My response to Patrick was not necessarily a Hispanic thing. More of a Jessie thing, in that I simply couldn’t abandon anyone, especially when a small business is down an employee and I was needed. To me, turning my back on a situation like that to embrace the ultimate opportunity was unthinkable. Even though I had desperately wanted to make the jump into entertainment for so long. And Patrick was my one connection to the industry, my only way in, and I knew this interview with him now was my best shot at making the leap from dream to reality.

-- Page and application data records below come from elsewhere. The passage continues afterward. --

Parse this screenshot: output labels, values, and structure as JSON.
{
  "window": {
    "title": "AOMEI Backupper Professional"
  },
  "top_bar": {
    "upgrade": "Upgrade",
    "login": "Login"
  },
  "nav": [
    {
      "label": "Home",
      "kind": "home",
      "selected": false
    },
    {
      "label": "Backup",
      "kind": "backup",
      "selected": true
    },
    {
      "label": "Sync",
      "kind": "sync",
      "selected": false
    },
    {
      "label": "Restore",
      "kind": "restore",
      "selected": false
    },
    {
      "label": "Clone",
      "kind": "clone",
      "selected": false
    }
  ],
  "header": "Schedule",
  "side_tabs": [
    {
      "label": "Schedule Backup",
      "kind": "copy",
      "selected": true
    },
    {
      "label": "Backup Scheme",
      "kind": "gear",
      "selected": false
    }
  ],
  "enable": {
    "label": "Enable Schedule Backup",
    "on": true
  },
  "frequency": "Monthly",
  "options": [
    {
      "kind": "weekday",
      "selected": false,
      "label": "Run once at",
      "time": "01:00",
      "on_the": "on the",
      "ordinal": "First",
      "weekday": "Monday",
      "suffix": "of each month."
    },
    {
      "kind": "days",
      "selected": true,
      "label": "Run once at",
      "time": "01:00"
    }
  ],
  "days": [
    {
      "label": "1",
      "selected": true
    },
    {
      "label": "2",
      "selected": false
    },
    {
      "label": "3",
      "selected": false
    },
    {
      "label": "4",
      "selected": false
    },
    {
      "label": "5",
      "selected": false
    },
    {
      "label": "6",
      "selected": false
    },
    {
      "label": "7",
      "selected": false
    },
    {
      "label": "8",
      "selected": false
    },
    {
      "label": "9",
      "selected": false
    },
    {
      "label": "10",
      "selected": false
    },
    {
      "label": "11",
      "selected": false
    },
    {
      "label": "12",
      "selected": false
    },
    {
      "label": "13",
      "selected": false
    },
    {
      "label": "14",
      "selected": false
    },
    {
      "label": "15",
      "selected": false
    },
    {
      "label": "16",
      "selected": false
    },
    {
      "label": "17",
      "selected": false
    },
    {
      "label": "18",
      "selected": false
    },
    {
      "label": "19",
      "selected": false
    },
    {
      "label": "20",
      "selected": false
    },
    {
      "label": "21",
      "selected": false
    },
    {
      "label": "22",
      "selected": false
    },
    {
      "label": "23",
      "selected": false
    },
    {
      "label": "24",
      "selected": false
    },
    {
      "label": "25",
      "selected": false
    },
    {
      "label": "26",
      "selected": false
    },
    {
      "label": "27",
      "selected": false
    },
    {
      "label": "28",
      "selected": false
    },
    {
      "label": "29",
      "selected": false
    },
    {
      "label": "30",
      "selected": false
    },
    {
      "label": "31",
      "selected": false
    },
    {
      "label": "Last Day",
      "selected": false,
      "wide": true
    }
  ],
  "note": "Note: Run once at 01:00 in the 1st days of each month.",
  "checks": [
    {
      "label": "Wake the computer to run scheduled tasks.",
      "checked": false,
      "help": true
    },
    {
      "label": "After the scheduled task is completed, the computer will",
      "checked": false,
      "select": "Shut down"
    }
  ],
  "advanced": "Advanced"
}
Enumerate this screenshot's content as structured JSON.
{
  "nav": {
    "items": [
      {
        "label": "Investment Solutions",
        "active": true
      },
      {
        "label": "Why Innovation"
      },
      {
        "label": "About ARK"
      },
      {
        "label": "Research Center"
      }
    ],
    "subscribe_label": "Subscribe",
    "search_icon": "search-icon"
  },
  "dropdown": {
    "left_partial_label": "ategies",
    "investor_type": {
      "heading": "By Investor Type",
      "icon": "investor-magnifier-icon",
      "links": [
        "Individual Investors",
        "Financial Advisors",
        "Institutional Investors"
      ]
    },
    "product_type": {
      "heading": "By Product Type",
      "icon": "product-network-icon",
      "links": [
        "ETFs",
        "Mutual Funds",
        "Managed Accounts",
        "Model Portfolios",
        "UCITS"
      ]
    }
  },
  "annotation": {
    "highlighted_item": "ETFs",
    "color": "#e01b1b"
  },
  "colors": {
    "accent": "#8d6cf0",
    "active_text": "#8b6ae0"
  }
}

Believe me, I was torn. I would have absolutely loved to say yes in a heartbeat. But I also was so new to this city and didn’t understand how things worked just yet. Maybe further down the road, I’d look back and reflect on how idiotic I was not to accept Patrick’s offer right then and there. But at least I knew I made the correct decision based on my own morals. And that was important to me. I placed that over personal gratification, which is something I eventually learned Hollywood strips from people.
I never heard back when I emailed to follow up. I never got Patrick’s direct extension, so I called the main line but I was always given the runaround and put on hold. I got the message.
There was one time, about a year and a half later, when I was working at the Rite Aid in Beverly Hills and I bumped into Patrick again. I rounded an aisle with two baskets full of go-backs and we almost ran into each other. He was in a hurry. His eyes glanced down at me and there was a flicker of recognition, but he didn’t linger in case I initiated a conversation.
I wanted to say so much to him but couldn’t find the words. Despite my aspirations to be a writer, there were times like this my lips didn’t know how to deliver a coherent thought. So I remained silent. Patrick walked right by me and probably never thought of me again.
Feelings of anger rose, all these emotions I’d buried long ago, and threatened to ruin my day. So I just took a deep breath and got back to work. No time to dwell on the past. Keep moving forward.